Climate Change and Insurance
The escalating frequency and severity of extreme weather-related events — from wildfires in the U.S., to record heat waves in Europe, to floods in Japan — have shone a brighter regulatory spotlight on insurance risk and climate change. As rising climate-related losses threaten the viability of insurers’ books of businesses and investment portfolios, many regulators either aren’t aware of how prepared carriers are to deal with this threat or they aren’t fully confident that carriers are indeed prepared. Aviva, an international savings, retirement and insurance business located in the UK, serving nearly 32 million customers plans to be a Net Zero company by 2040, and in early February 2021 threatened to unload its stock and bond holdings in 30 of the world’s largest corporate emitters of carbon if their boards failed to take sufficient action over climate change. Aviva said that it expects these large corporate emitters to commit to net zero carbon emissions by 2050 and ensure their plan to do so is in line with the guidelines established by the Science-Based Targets Initiative, an NGO-led group that signs off on corporate climate plans. Increases in extreme weather events are reflected in the number of people moving to insure their assets from weather-related losses. Insurance companies have responded by developing tools to better understand climate risks and vulnerabilities. This includes products such as microinsurance, catastrophe bonds and index-based insurance.

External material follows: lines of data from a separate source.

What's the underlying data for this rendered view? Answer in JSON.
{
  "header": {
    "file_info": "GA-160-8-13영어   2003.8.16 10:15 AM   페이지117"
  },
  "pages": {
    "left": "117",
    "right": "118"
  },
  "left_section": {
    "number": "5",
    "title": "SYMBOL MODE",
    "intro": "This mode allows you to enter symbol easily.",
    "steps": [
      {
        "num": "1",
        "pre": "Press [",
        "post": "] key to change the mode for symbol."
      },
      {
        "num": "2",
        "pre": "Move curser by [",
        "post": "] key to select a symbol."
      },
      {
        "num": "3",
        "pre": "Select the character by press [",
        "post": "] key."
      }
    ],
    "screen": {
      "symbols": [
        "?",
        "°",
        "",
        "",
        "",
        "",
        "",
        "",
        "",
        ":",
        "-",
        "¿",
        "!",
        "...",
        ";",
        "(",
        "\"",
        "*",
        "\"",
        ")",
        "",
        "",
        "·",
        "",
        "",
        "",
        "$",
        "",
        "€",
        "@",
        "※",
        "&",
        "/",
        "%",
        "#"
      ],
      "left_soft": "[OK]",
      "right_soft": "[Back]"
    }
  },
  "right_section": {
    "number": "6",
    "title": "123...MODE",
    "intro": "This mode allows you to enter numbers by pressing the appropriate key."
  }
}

Climate change issues are becoming increasingly diverse and complex, drawing upon expertise in many technical and legal disciplines. To address, in a comprehensive manner, the full range of implications that exist with this burgeoning topic requires access to professionals with the appropriate expertise and experience.